(Component data from apps and pages)
=== Begin Enclosure ===

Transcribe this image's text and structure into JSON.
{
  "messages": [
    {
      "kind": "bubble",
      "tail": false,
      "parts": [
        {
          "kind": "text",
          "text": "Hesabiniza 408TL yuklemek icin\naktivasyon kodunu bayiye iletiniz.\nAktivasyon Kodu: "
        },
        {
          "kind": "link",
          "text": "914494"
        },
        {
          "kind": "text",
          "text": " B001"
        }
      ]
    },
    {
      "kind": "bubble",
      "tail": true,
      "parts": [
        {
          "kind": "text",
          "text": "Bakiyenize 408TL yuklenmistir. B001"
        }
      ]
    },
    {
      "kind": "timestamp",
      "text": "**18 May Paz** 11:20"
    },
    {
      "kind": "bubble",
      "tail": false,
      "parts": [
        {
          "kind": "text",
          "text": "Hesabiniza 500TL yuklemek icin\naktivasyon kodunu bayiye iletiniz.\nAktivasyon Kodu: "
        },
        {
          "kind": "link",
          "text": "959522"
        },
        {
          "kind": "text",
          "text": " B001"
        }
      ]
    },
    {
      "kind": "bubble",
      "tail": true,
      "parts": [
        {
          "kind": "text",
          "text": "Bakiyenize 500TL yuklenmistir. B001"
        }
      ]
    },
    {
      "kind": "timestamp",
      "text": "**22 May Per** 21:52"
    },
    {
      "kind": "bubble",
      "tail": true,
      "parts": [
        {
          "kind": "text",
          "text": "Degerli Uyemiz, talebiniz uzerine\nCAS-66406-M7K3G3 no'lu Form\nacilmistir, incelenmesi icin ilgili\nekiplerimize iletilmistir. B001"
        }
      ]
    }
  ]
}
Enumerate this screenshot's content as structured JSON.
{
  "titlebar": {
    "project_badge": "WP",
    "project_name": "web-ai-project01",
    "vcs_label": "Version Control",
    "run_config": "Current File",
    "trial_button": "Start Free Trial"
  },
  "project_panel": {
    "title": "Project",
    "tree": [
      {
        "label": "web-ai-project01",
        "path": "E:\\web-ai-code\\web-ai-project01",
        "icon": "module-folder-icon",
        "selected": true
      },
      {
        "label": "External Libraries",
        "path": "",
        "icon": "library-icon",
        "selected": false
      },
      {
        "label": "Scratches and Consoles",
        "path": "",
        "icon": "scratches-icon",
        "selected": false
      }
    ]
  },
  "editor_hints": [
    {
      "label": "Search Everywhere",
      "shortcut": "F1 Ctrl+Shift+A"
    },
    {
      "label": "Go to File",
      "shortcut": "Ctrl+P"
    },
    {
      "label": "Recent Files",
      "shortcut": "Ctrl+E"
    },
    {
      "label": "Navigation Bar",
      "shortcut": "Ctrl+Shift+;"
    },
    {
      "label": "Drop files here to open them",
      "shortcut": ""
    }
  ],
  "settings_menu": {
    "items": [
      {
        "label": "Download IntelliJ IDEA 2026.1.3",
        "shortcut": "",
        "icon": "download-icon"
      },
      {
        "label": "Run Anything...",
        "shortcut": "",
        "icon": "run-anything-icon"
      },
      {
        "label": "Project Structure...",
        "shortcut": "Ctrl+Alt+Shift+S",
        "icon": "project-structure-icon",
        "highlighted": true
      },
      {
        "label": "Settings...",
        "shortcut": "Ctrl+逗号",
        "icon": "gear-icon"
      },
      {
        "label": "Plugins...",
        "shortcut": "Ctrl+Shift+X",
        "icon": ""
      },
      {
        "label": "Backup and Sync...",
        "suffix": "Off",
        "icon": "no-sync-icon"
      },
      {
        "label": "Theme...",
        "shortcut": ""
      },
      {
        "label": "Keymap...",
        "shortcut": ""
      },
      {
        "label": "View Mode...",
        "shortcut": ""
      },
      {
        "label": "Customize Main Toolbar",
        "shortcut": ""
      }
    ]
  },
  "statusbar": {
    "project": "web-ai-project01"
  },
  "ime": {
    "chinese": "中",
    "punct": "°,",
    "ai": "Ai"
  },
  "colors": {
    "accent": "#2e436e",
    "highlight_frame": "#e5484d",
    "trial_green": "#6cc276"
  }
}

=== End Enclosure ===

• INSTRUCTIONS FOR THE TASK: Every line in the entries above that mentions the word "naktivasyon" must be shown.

• ANSWER BOX:
          "text": "Hesabiniza 408TL yuklemek icin\naktivasyon kodunu bayiye iletiniz.\nAktivasyon Kodu: "
          "text": "Hesabiniza 500TL yuklemek icin\naktivasyon kodunu bayiye iletiniz.\nAktivasyon Kodu: "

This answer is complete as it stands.